Jane Pauley, Thank You For Making My Day As I Imagine the Rest of My Life
It seems I am in good company as I search for how to Stay Relevant as we age. As I delve deeper into this subject, I find that lots of Boomers are questioning how to keep life meaningful and productive.
Looking forward to retirement as a snooze fest is so yesterday. Most of our peers have begun to talk about retirement as the next adventure, not in terms of slowing down.
I just finished reading Your Life Calling: Reimagining the Rest of Your Life by Jane Pauley. It’s full of inspirational stories about Boomers who, instead of settling in, got out there and shook things up. These individuals made an impact in the world after, in some cases long after, they left their professional lives.
Is there anyone who doesn’t want to remain relevant and leave a mark on the world? But how? What does staying relevant look like as retirement looms? What are the options?
Jane Pauley’s book provided some interesting ideas by relating stories of Boomers who are staying relevant, and having the time of their lives. How cool is this…finding your way and even greater satisfaction, after your 5th decade? I found the stories both motivating and inspirational. We all need more of that, especially when we start to wake up with creaky joints.
Consider the story of Gid Pool. Gid spent his working life as a jack-of-all-trades, never developing a clear career path, yet in his 60s discovered stand-up comedy. He now cracks up audiences with his shtick as a “grumpy old man.” His whole life and attitude has changed. For the first time he is truly passionate about his work, studying, practicing, and perfecting this difficult craft. And now, as a successful comedian, he is happier than ever.
Or how about Jerry Leener? He spent most of his life behind a desk, eventually becoming a partner in a successful accounting firm, and at 55 took a buyout to do something different. He left because he knew there was something better out there calling to him. It was just a matter of finding it. He found it by talking to a fireman who was outside his house flushing the hydrants. Jerry researched and explored this profession, and before long took the training and became an EMT. At 65, this physically demanding job is keeping him fit but he knows he can’t do it forever. He figures around 70 he will search out his “third act.”
Another source of inspiration is a section on the AARP website (www.aarp.org) entitled Your Life Calling. It recounts the experience of Trudy Lundgren, a graphic designer from NYC. After 9/11 she decided to make a radical change in her life. She left the city, and along with her partner, bought and set up housekeeping in an RV. They roamed the US in their traveling home, having great adventures and taking odd jobs to make ends meet. When reality set in and bills mounted, they created a business designing brochures for RV campgrounds. Their story is the most popular on Your Life Calling.
Some of the nuggets of advice that emerged from these “reinventors.”
Listen to that small, quiet voice.
Reinvention happens when you realize nothing is going to happen unless you make it happen
It makes me feel alive to do this work
We all have threads of the things we’ve done.
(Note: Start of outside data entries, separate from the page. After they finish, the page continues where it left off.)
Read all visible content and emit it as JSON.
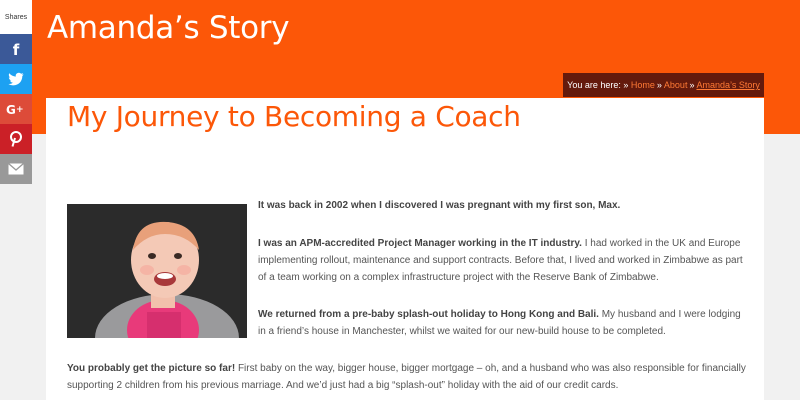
{
  "header": {
    "site_title": "Amanda’s Story"
  },
  "breadcrumb": {
    "prefix": "You are here: »",
    "items": [
      "Home",
      "About",
      "Amanda’s Story"
    ],
    "separator": "»"
  },
  "share": {
    "label": "Shares",
    "buttons": [
      {
        "name": "facebook",
        "icon": "facebook-icon",
        "color": "#3b5998"
      },
      {
        "name": "twitter",
        "icon": "twitter-icon",
        "color": "#1da1f2"
      },
      {
        "name": "google-plus",
        "icon": "google-plus-icon",
        "color": "#dd4b39"
      },
      {
        "name": "pinterest",
        "icon": "pinterest-icon",
        "color": "#cb2027"
      },
      {
        "name": "email",
        "icon": "mail-icon",
        "color": "#999999"
      }
    ]
  },
  "page": {
    "title": "My Journey to Becoming a Coach"
  },
  "article": {
    "p1_bold": "It was back in 2002 when I discovered I was pregnant with my first son, Max.",
    "p2_bold": "I was an APM-accredited Project Manager working in the IT industry.",
    "p2_text": " I had worked in the UK and Europe implementing rollout, maintenance and support contracts. Before that, I lived and worked in Zimbabwe as part of a team working on a complex infrastructure project with the Reserve Bank of Zimbabwe.",
    "p3_bold": "We returned from a pre-baby splash-out holiday to Hong Kong and Bali.",
    "p3_text": " My husband and I were lodging in a friend’s house in Manchester, whilst we waited for our new-build house to be completed.",
    "p4_bold": "You probably get the picture so far!",
    "p4_text": "  First baby on the way, bigger house, bigger mortgage – oh, and a husband who was also responsible for financially supporting 2 children from his previous marriage. And we’d just had a big “splash-out” holiday with the aid of our credit cards."
  },
  "colors": {
    "brand_orange": "#fc5708",
    "breadcrumb_bg": "#641a0c",
    "link": "#ff7a35"
  }
}
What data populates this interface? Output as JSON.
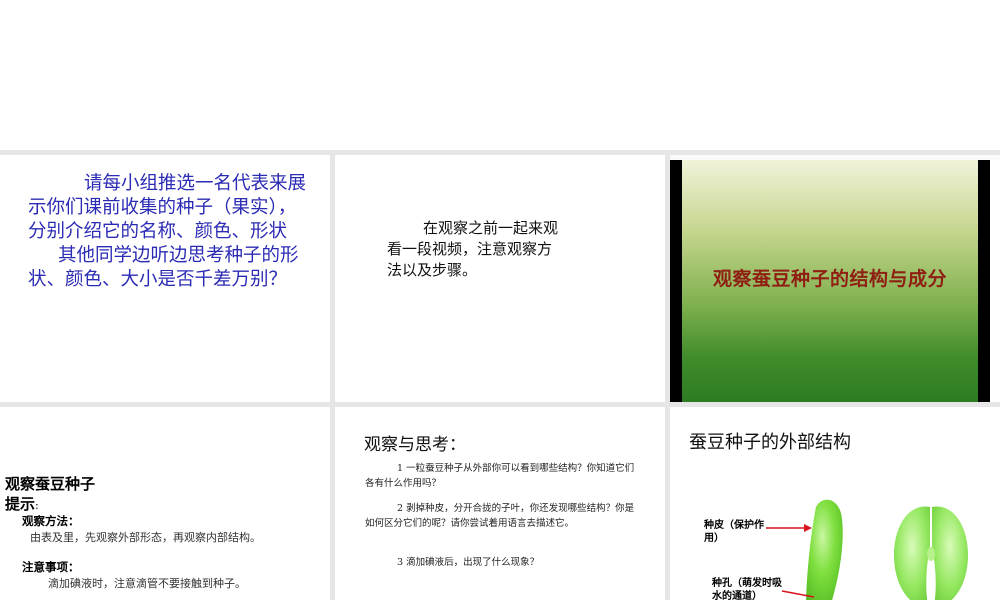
{
  "slides": {
    "s1": {
      "lines": [
        "请每小组推选一名代表来展示你们课前收集的种子（果实），分别介绍它的名称、颜色、形状",
        "其他同学边听边思考种子的形状、颜色、大小是否千差万别？"
      ]
    },
    "s2": {
      "text": "在观察之前一起来观看一段视频，注意观察方法以及步骤。"
    },
    "s3": {
      "video_title": "观察蚕豆种子的结构与成分"
    },
    "s4": {
      "title": "观察蚕豆种子",
      "hint_label": "提示",
      "hint_colon": ":",
      "method_label": "观察方法：",
      "method_text": "由表及里，先观察外部形态，再观察内部结构。",
      "notes_label": "注意事项：",
      "notes_text": "滴加碘液时，注意滴管不要接触到种子。"
    },
    "s5": {
      "title": "观察与思考：",
      "questions": [
        "1 一粒蚕豆种子从外部你可以看到哪些结构？你知道它们各有什么作用吗？",
        "2 剥掉种皮，分开合拢的子叶，你还发现哪些结构？你是如何区分它们的呢？请你尝试着用语言去描述它。",
        "3 滴加碘液后，出现了什么现象？"
      ]
    },
    "s6": {
      "title": "蚕豆种子的外部结构",
      "labels": {
        "seed_coat": "种皮（保护作用）",
        "hilum": "种孔（萌发时吸水的通道）"
      }
    }
  },
  "colors": {
    "s1_text": "#2b2bb5",
    "video_title": "#8e1f12",
    "seed_green": "#7ee040",
    "arrow_red": "#d8141e"
  }
}
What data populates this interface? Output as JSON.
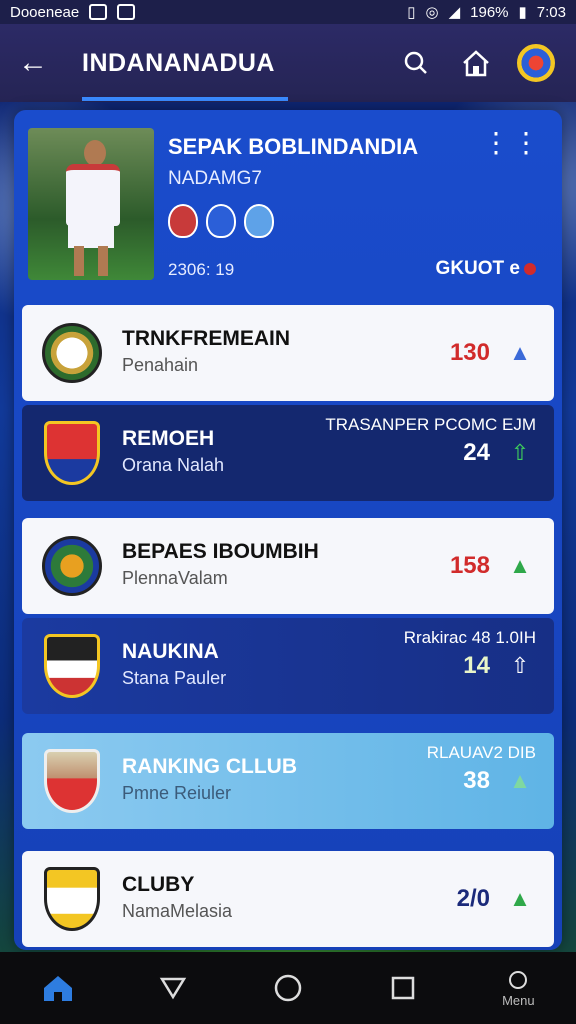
{
  "status_bar": {
    "left_text": "Dooeneae",
    "battery": "196%",
    "time": "7:03"
  },
  "app_bar": {
    "title": "INDANANADUA",
    "icons": [
      "back-arrow-icon",
      "search-icon",
      "home-icon",
      "club-logo-icon"
    ]
  },
  "hero": {
    "name": "SEPAK BOBLINDANDIA",
    "subtitle": "NADAMG7",
    "date": "2306: 19",
    "status": "GKUOT e",
    "status_dot_color": "#d12b2b",
    "crest_colors": [
      "#c83a3a",
      "#2b5fd8",
      "#5ea2e8"
    ]
  },
  "rows": [
    {
      "title": "TRNKFREMEAIN",
      "subtitle": "Penahain",
      "caption": "",
      "value": "130",
      "value_color": "#d12b2b",
      "arrow": "up",
      "arrow_color": "#3b6ad8",
      "style": "light"
    },
    {
      "title": "REMOEH",
      "subtitle": "Orana Nalah",
      "caption": "TRASANPER PCOMC EJM",
      "value": "24",
      "value_color": "#ffffff",
      "arrow": "up",
      "arrow_color": "#3fd45a",
      "style": "darker"
    },
    {
      "title": "BEPAES IBOUMBIH",
      "subtitle": "PlennaValam",
      "caption": "",
      "value": "158",
      "value_color": "#d12b2b",
      "arrow": "up",
      "arrow_color": "#2fa84a",
      "style": "light"
    },
    {
      "title": "NAUKINA",
      "subtitle": "Stana Pauler",
      "caption": "Rrakirac 48 1.0IH",
      "value": "14",
      "value_color": "#e8f5c8",
      "arrow": "up",
      "arrow_color": "#ffffff",
      "style": "dark"
    },
    {
      "title": "RANKING CLLUB",
      "subtitle": "Pmne Reiuler",
      "caption": "RLAUAV2 DIB",
      "value": "38",
      "value_color": "#ffffff",
      "arrow": "up",
      "arrow_color": "#7fd8a0",
      "style": "sky"
    },
    {
      "title": "CLUBY",
      "subtitle": "NamaMelasia",
      "caption": "",
      "value": "2/0",
      "value_color": "#1b2a7a",
      "arrow": "up",
      "arrow_color": "#2fa84a",
      "style": "light"
    }
  ],
  "nav": {
    "items": [
      {
        "icon": "home-icon",
        "label": ""
      },
      {
        "icon": "back-triangle-icon",
        "label": ""
      },
      {
        "icon": "circle-home-icon",
        "label": ""
      },
      {
        "icon": "recent-apps-icon",
        "label": ""
      },
      {
        "icon": "menu-icon",
        "label": "Menu"
      }
    ]
  }
}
I’ve taken those threads and I’ve woven them into a new tapestry.
We weren’t running away from anything. We were running toward something. We wanted a new adventure.
What are you planning for your next chapter? Please share